Problem description:
Gather all lines from the material that contain the word "JSON".

Supplied material:

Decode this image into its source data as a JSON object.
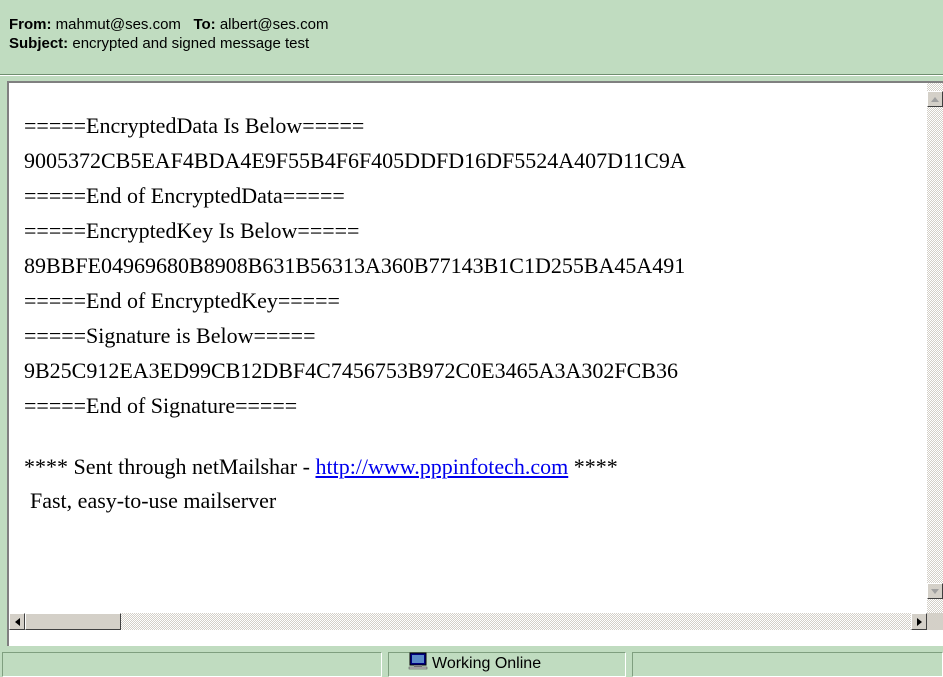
{
  "header": {
    "from_label": "From:",
    "from_value": "mahmut@ses.com",
    "to_label": "To:",
    "to_value": "albert@ses.com",
    "subject_label": "Subject:",
    "subject_value": "encrypted and signed message test"
  },
  "message": {
    "lines": [
      "=====EncryptedData Is Below=====",
      "9005372CB5EAF4BDA4E9F55B4F6F405DDFD16DF5524A407D11C9A",
      "=====End of EncryptedData=====",
      "=====EncryptedKey Is Below=====",
      "89BBFE04969680B8908B631B56313A360B77143B1C1D255BA45A491",
      "=====End of EncryptedKey=====",
      "=====Signature is Below=====",
      "9B25C912EA3ED99CB12DBF4C7456753B972C0E3465A3A302FCB36",
      "=====End of Signature====="
    ],
    "footer_prefix": "**** Sent through netMailshar - ",
    "footer_link": "http://www.pppinfotech.com",
    "footer_suffix": " ****",
    "tagline": "Fast, easy-to-use mailserver"
  },
  "statusbar": {
    "connection_status": "Working Online",
    "connection_icon": "computer-icon"
  },
  "icons": {
    "scroll_up": "arrow-up-icon",
    "scroll_down": "arrow-down-icon",
    "scroll_left": "arrow-left-icon",
    "scroll_right": "arrow-right-icon"
  }
}
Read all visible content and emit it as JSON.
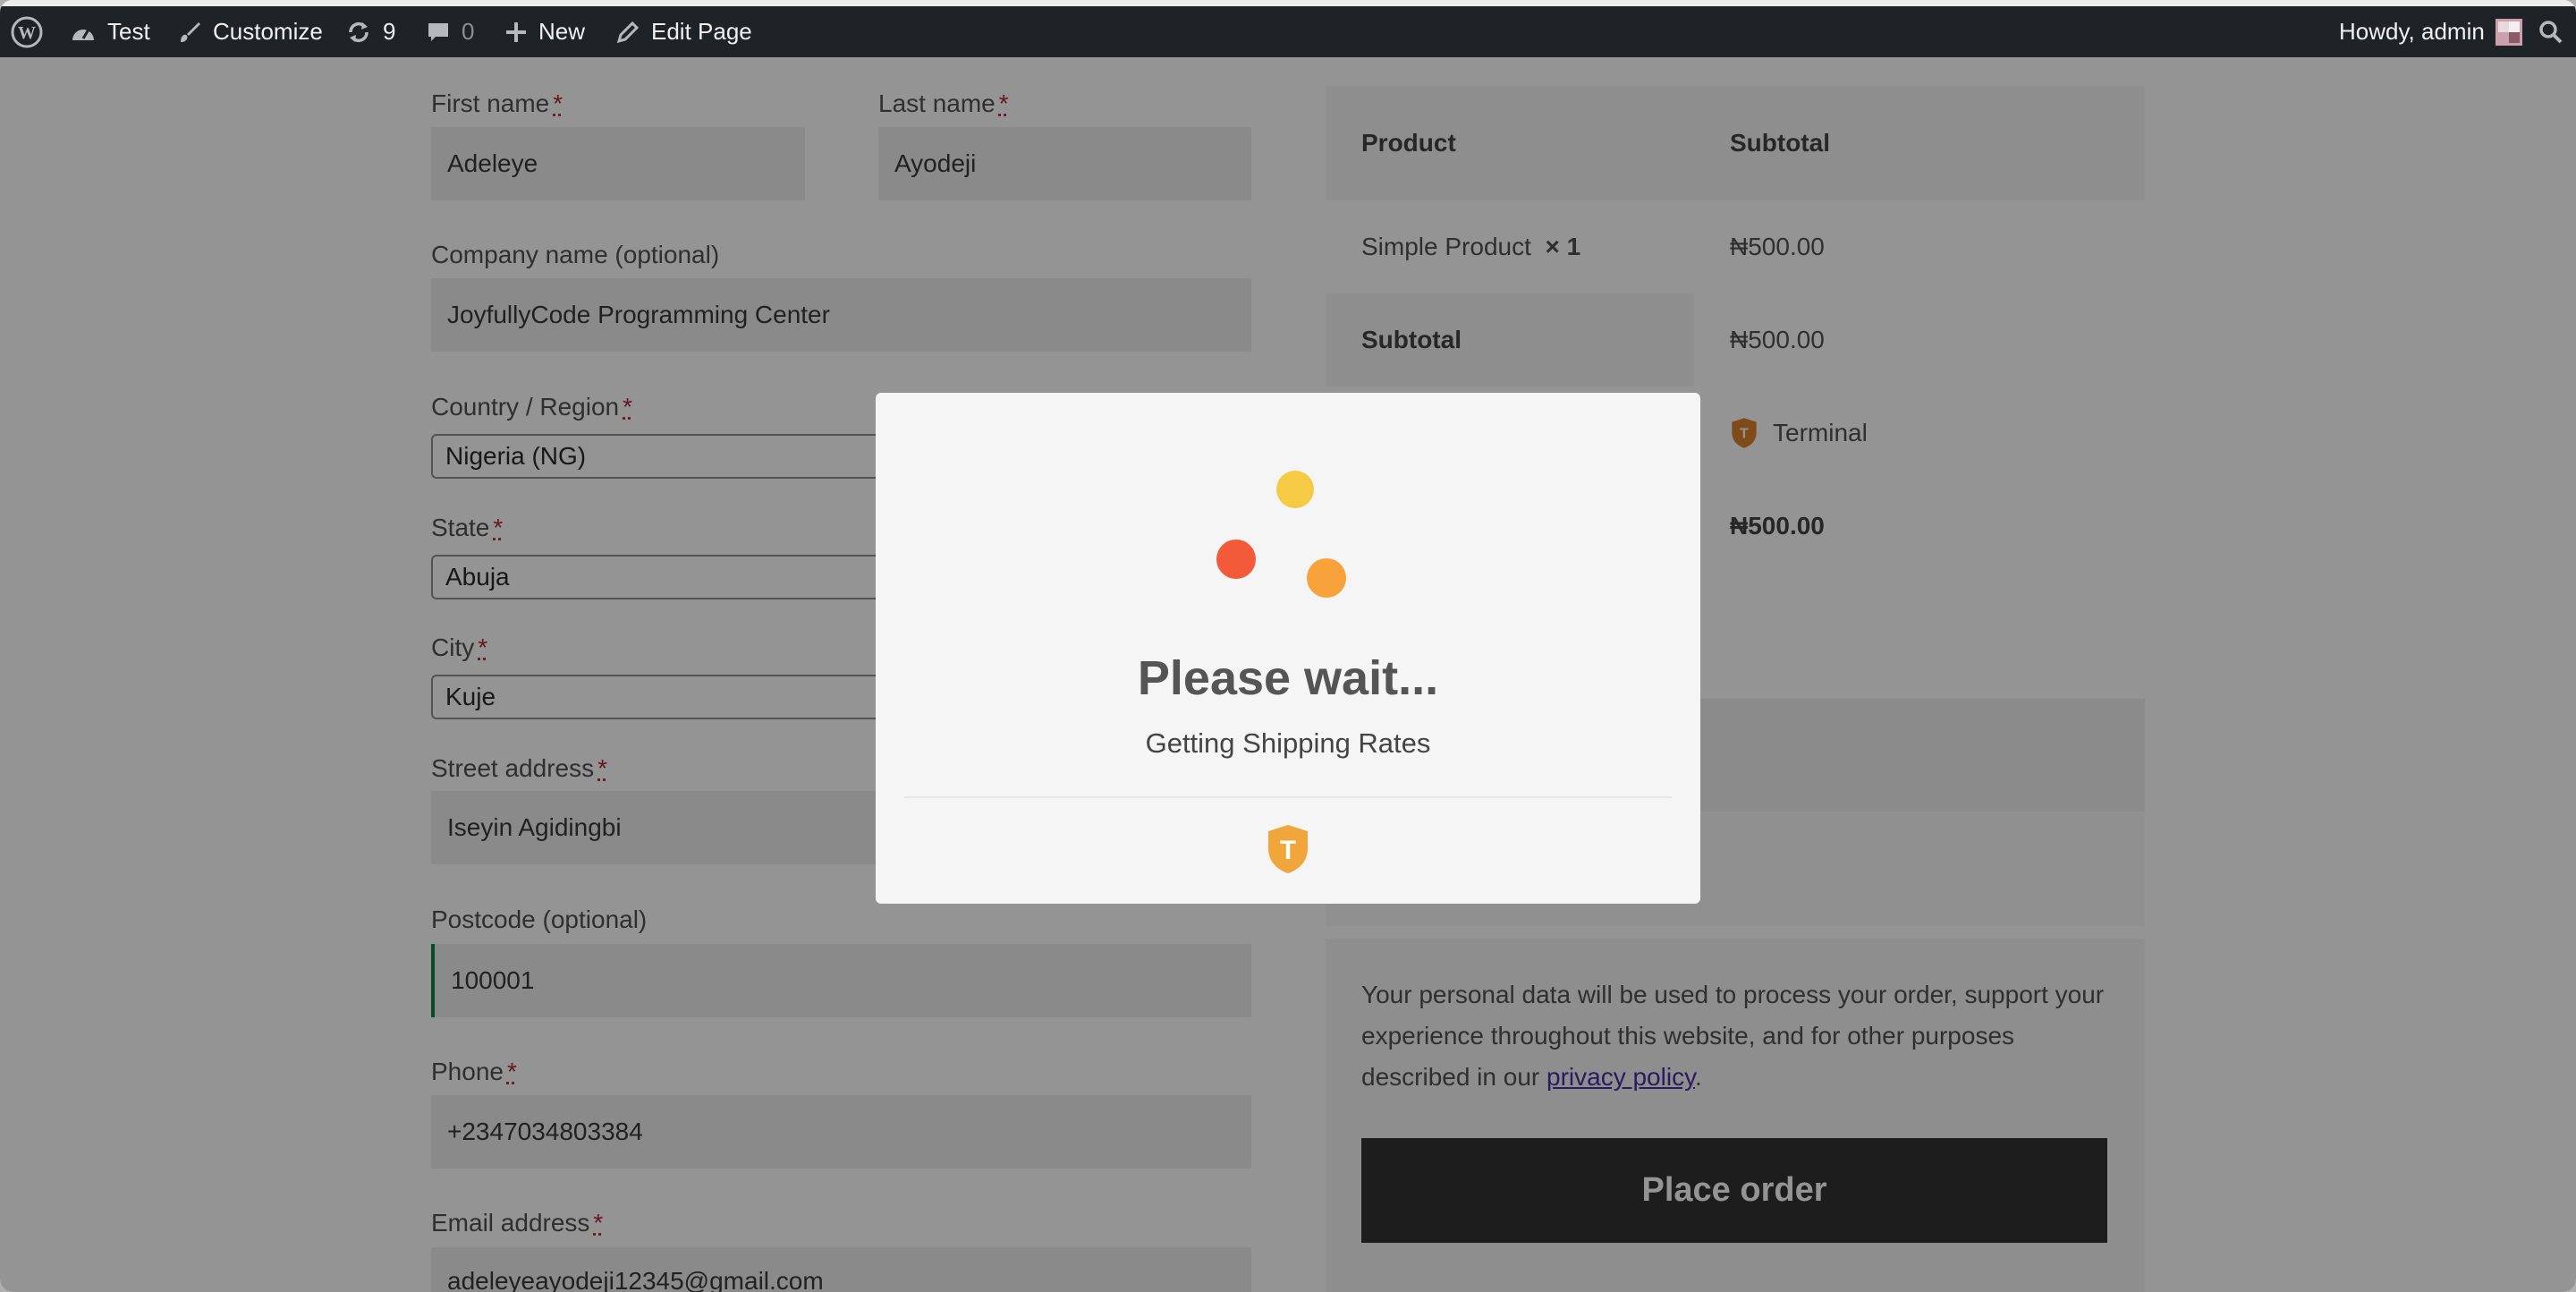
{
  "adminbar": {
    "site_name": "Test",
    "customize": "Customize",
    "updates_count": "9",
    "comments_count": "0",
    "new": "New",
    "edit_page": "Edit Page",
    "howdy": "Howdy, admin"
  },
  "form": {
    "first_name": {
      "label": "First name",
      "required": "*",
      "value": "Adeleye"
    },
    "last_name": {
      "label": "Last name",
      "required": "*",
      "value": "Ayodeji"
    },
    "company": {
      "label": "Company name (optional)",
      "value": "JoyfullyCode Programming Center"
    },
    "country": {
      "label": "Country / Region",
      "required": "*",
      "value": "Nigeria (NG)"
    },
    "state": {
      "label": "State",
      "required": "*",
      "value": "Abuja"
    },
    "city": {
      "label": "City",
      "required": "*",
      "value": "Kuje"
    },
    "street": {
      "label": "Street address",
      "required": "*",
      "value": "Iseyin Agidingbi"
    },
    "postcode": {
      "label": "Postcode (optional)",
      "value": "100001"
    },
    "phone": {
      "label": "Phone",
      "required": "*",
      "value": "+2347034803384"
    },
    "email": {
      "label": "Email address",
      "required": "*",
      "value": "adeleyeayodeji12345@gmail.com"
    }
  },
  "order": {
    "head_product": "Product",
    "head_subtotal": "Subtotal",
    "item_name": "Simple Product",
    "item_qty": "× 1",
    "item_price": "₦500.00",
    "subtotal_label": "Subtotal",
    "subtotal_value": "₦500.00",
    "shipping_value": "Terminal",
    "total_value": "₦500.00"
  },
  "privacy": {
    "text_before": "Your personal data will be used to process your order, support your experience throughout this website, and for other purposes described in our ",
    "link": "privacy policy",
    "text_after": "."
  },
  "place_order": "Place order",
  "modal": {
    "title": "Please wait...",
    "subtitle": "Getting Shipping Rates",
    "dot_colors": [
      "#f6ca45",
      "#f25a3a",
      "#f7a23b"
    ],
    "logo_color": "#f0a63a"
  }
}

Response to this task:
Decode this image into its source data as a JSON object.
Read all visible content and emit it as JSON.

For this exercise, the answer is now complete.